Here at Entrepreneur, we were on the lookout for the latest and greatest businesses long before the world in general, and the Silicon Valley in particular, labeled entrepreneurship a craze. Five years ago, we decided to quantify our longtime quest for America's hottest new entrepreneurs. We enlisted the help of Dun & Bradstreet (D&B), the world's top research-based business information provider, and began searching for America's Hot 100 entrepreneurs. It's now one of our most rewarding endeavors--a chance to sneak-preview some of tomorrow's Microsofts and Starbucks.
What did we find this year? It's a tech, tech, tech, tech world. In our final Hot 100 of the millennium, many of the companies (in fact, our top five) are tech-based.
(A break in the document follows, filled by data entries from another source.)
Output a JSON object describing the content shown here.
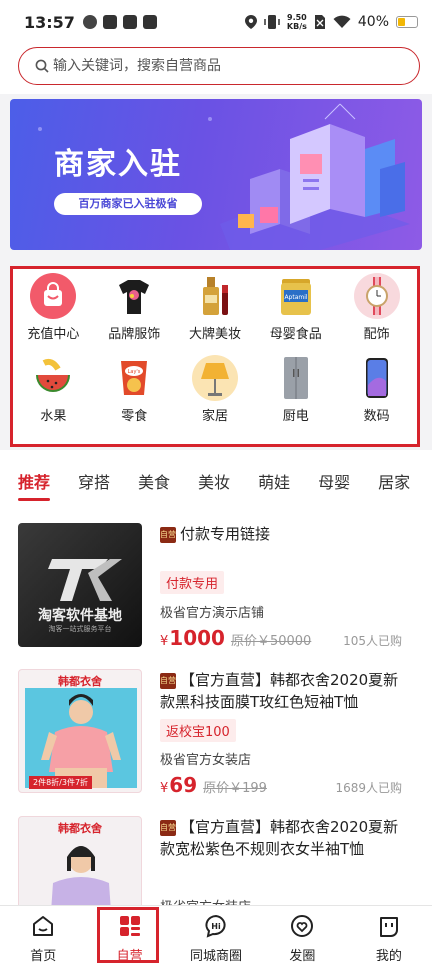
{
  "status_bar": {
    "time": "13:57",
    "speed_top": "9.50",
    "speed_bottom": "KB/s",
    "battery": "40%",
    "battery_level": 0.4
  },
  "search": {
    "placeholder": "输入关键词，搜索自营商品"
  },
  "banner": {
    "title": "商家入驻",
    "subtitle": "百万商家已入驻极省"
  },
  "categories": [
    {
      "label": "充值中心",
      "icon": "shopping-bag-icon",
      "color": "#f25a6a"
    },
    {
      "label": "品牌服饰",
      "icon": "tshirt-icon",
      "color": "#1c1c1c"
    },
    {
      "label": "大牌美妆",
      "icon": "perfume-icon",
      "color": "#d4a23a"
    },
    {
      "label": "母婴食品",
      "icon": "milk-powder-icon",
      "color": "#e7c24b"
    },
    {
      "label": "配饰",
      "icon": "watch-icon",
      "color": "#e1485a"
    },
    {
      "label": "水果",
      "icon": "watermelon-icon",
      "color": "#e24a3c"
    },
    {
      "label": "零食",
      "icon": "chips-icon",
      "color": "#e24a2a"
    },
    {
      "label": "家居",
      "icon": "lamp-icon",
      "color": "#f2b233"
    },
    {
      "label": "厨电",
      "icon": "fridge-icon",
      "color": "#9aa0a8"
    },
    {
      "label": "数码",
      "icon": "phone-icon",
      "color": "#5a7ee6"
    }
  ],
  "tabs": [
    "推荐",
    "穿搭",
    "美食",
    "美妆",
    "萌娃",
    "母婴",
    "居家"
  ],
  "products": [
    {
      "badge": "自营",
      "title": "付款专用链接",
      "tag": "付款专用",
      "shop": "极省官方演示店铺",
      "currency": "¥",
      "price": "1000",
      "orig_price": "原价￥50000",
      "sold": "105人已购",
      "thumb_title": "淘客软件基地",
      "thumb_sub": "淘客一站式服务平台"
    },
    {
      "badge": "自营",
      "title": "【官方直营】韩都衣舍2020夏新款黑科技面膜T玫红色短袖T恤",
      "tag": "返校宝100",
      "shop": "极省官方女装店",
      "currency": "¥",
      "price": "69",
      "orig_price": "原价￥199",
      "sold": "1689人已购",
      "thumb_title": "韩都衣舍",
      "thumb_sub": "2件8折/3件7折"
    },
    {
      "badge": "自营",
      "title": "【官方直营】韩都衣舍2020夏新款宽松紫色不规则衣女半袖T恤",
      "tag": "",
      "shop": "极省官方女装店",
      "currency": "",
      "price": "",
      "orig_price": "",
      "sold": "",
      "thumb_title": "韩都衣舍",
      "thumb_sub": ""
    }
  ],
  "bottom_nav": [
    {
      "label": "首页",
      "icon": "home-icon"
    },
    {
      "label": "自营",
      "icon": "self-operated-icon",
      "active": true
    },
    {
      "label": "同城商圈",
      "icon": "chat-hi-icon"
    },
    {
      "label": "发圈",
      "icon": "heart-share-icon"
    },
    {
      "label": "我的",
      "icon": "profile-face-icon"
    }
  ],
  "colors": {
    "accent": "#d6232c",
    "banner": "#5b57e6"
  }
}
Internet companies, which made their first appearance in last year's rankings, continued to score big, while more "old-fashioned" tech companies, such as computer wholesalers and retail hardware stores, rose in the ranks.
Less techy, and arguably less sexy firms, including food distributors, a rubber manufacturer and a specialty valve engineering firm, accounted for a respectable portion of the Hot 100. Other businesses that made the cut were just plain cool: a commercial greenhouse manufacturer, a DVD producer and a company that constructs golf courses.
Diversity in our Hot 100 isn't restricted to industry--our fast-growing start-ups come from both humble beginnings and big money. Our No. 1 start-up, for example, began with $20,000 and makes more than $100 million today.
But these entrepreneurs are more than just names, numbers, sales and start-up costs. They're people who've poured their entire beings into their businesses. For a look at the businesses--and the beings behind them--we present the following ranking and profiles of a few Hot 100 finalists.
Geoff Williams has written for numerous publications, including Entrepreneur, Consumer Reports, LIFE and Entertainment Weekly. He also is the author of Living Well with Bad Credit.